Ford has also introduced an entire slew of new technology in the Edge that we were able to test out. The most notable gizmo was the Active Park Assist feature, allowing the car to not only park itself into parallel and perpendicular spaces, but it will also do the opposite and pull you out too. Don’t trust it? Neither did I at first, but once you learn the ropes and get past the learning curve, it becomes almost second nature. There’s a button lodged at the base of the gear shifter to activate the feature. Once the systems detect an eligible parking spot (it finds them very quickly too, a huge improvement over the predecessors), you simply let go of the wheel and let the computers take over. The only thing you control is the brake pedal and gas pedal. Nothing else. Touch the steering wheel and the automated feature will cancel.
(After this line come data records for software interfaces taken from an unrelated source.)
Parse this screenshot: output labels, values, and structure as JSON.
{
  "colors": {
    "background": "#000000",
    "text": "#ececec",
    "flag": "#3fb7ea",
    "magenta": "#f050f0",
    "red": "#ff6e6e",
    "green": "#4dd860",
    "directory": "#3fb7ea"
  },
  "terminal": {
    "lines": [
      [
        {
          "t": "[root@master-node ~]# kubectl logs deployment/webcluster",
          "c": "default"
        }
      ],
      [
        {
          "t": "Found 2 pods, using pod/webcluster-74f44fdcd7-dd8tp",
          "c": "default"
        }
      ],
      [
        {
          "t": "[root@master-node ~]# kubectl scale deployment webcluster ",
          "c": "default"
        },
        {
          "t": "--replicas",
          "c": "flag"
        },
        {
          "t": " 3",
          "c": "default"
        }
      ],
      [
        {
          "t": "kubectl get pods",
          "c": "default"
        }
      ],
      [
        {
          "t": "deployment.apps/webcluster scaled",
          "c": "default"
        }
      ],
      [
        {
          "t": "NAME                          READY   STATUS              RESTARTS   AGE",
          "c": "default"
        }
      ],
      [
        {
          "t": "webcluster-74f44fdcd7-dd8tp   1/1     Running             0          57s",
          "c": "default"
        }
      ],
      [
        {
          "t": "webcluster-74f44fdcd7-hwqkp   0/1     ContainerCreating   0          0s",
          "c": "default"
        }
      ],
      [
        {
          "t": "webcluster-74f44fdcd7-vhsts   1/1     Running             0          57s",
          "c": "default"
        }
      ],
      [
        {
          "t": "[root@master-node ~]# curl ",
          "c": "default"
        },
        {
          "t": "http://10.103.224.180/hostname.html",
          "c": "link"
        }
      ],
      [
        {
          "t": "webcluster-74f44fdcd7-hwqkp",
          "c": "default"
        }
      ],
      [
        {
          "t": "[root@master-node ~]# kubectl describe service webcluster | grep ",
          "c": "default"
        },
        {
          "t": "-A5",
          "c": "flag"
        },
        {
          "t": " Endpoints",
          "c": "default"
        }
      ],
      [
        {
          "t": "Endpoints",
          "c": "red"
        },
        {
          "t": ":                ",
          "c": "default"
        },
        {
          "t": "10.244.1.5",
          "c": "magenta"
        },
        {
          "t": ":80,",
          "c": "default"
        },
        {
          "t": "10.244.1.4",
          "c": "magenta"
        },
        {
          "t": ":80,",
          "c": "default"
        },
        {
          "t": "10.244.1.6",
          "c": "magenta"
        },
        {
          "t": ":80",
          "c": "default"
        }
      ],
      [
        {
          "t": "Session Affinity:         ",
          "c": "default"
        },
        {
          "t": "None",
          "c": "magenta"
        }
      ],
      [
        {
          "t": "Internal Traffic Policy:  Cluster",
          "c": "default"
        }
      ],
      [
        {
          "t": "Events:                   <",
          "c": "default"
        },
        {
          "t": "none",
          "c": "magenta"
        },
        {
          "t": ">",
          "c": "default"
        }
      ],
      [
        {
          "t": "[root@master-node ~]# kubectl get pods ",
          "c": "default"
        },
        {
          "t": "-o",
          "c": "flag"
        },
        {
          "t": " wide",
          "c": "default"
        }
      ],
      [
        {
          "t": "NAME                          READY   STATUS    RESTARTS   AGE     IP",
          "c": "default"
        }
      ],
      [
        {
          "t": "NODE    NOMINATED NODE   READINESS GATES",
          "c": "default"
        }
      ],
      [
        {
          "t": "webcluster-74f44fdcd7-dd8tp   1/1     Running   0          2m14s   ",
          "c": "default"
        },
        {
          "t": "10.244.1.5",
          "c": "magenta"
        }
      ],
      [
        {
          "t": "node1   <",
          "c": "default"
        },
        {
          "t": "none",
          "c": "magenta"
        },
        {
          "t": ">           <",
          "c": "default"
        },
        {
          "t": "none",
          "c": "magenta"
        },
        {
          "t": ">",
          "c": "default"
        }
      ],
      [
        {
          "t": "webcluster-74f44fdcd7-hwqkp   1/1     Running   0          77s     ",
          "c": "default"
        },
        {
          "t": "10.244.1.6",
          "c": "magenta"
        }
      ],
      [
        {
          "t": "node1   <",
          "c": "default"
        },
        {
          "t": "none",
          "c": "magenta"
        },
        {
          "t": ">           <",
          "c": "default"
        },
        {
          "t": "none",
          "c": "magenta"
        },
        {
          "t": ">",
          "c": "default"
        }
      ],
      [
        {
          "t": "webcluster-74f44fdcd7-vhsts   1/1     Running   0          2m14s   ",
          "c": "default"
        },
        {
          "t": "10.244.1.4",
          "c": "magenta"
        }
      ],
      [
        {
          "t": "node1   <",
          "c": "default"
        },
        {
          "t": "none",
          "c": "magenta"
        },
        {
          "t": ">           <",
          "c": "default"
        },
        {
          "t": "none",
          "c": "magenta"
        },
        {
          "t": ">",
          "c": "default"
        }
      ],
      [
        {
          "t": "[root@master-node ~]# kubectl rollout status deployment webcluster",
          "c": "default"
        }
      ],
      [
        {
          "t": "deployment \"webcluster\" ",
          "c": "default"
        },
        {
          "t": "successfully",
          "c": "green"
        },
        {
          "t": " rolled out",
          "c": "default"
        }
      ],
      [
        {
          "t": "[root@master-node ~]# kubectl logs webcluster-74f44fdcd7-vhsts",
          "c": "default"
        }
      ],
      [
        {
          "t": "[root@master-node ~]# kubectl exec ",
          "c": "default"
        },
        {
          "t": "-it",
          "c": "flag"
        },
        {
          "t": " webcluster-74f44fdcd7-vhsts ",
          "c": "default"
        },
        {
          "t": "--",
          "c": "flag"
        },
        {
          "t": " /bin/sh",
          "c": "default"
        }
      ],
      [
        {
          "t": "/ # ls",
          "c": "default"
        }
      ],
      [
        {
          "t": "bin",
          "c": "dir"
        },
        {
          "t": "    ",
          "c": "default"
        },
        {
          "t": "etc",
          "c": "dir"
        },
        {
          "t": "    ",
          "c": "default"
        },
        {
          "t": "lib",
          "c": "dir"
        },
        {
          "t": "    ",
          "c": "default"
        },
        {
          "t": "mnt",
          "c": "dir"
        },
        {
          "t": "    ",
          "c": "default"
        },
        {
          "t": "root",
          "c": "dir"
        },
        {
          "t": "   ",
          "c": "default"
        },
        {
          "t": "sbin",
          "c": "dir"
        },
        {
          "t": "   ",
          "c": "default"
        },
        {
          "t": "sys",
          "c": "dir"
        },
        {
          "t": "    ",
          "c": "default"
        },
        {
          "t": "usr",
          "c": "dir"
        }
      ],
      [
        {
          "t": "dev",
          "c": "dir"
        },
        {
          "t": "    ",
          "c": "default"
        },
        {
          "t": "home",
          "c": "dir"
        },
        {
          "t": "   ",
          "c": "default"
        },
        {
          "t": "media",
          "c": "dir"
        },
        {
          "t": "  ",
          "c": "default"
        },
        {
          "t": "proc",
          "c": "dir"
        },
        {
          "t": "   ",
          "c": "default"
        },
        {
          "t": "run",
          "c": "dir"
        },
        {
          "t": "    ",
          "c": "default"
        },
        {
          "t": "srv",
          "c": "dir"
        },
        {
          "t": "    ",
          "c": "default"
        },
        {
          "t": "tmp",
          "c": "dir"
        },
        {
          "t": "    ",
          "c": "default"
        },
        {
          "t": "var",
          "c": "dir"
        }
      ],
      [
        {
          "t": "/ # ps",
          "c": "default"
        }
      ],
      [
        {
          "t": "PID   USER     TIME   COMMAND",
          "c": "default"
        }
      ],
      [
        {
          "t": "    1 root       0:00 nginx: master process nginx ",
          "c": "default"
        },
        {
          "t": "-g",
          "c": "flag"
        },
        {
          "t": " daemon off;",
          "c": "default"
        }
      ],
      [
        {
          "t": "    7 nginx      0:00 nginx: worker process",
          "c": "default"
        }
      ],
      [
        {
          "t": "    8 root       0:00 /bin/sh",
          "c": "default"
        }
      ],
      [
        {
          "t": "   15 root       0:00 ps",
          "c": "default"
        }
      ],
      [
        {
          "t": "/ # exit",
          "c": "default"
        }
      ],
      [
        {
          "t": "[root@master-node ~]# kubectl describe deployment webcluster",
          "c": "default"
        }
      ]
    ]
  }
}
To park the car, all you really need to do is follow the prompts displayed on the center touchscreen. It will tell you to add gas, brake, and shift into Park or Reverse. The instructions are fashioned in an extremely large font so even your myopic mother has no excuse for a poorly parked car. With previous iterations of this tech, the sensors would take forever to find a spot, were unable to detect a legitimate parking space, and ultimately felt unrefined. They used to be slow and unresponsive. I always told myself, I could do it faster. But after witnessing what the new Ford Edge could do, I’m not so sure anymore.
There’s also a new front-facing 180-degree camera so you can spot pedestrians coming out of corners. My favourite part of all of this, call me silly, is the camera washer. Remember those snowy days when you’re trying to park your car but the rear view camera is all blocked up with mud and slush. You would have to climb out of your car into the frigid temperatures and wipe it with your sleeve. Well the Ford Edge utilizes a nozzle, like windshield washers, that pops out and hoses down the camera lens - this should really come standard in every vehicle with a rear view camera.
Other notable features include active grille shutters to improve aerodynamics, adaptive cruise control and collision warning with brake support, cross-traffic alert, forward and reverse sensing systems, a hands-free liftgate, lane-keeping assist to steer the vehicle if it’s drifting into another lane, and side parking sensors.
We only had a limited time behind the wheel of each Ford Edge trim, so we’re unable to come to conclusions with fuel economy or everyday usability. What we were convinced about however is that the staggering amount of cutting-edge technology and choice of three well-bred engines puts the Ford Edge at an extremely competitive angle. If I were to spec it my way, I’d opt for the 2.7-litre Ecoboost in Electric Spice (that striking yellow you see in our photographs), blacked out 20-inch wheels, and all-wheel drive. The 2015 Ford Edge has only just begun to roll out of showroom floors for customer deliveries, but I’ve already seen a countless number of them on the streets of Toronto. Ford’s not surprised, and neither are we.
The Ford Edge starts with the SE FWD ($31,999), SE AWD ($33,999), SEL FWD ($35,099), SEL AWD ($37,099), Titanium FWD ($39,199), Titanium AWD ($41,199), and caps it off with the Sport AWD ($45,199).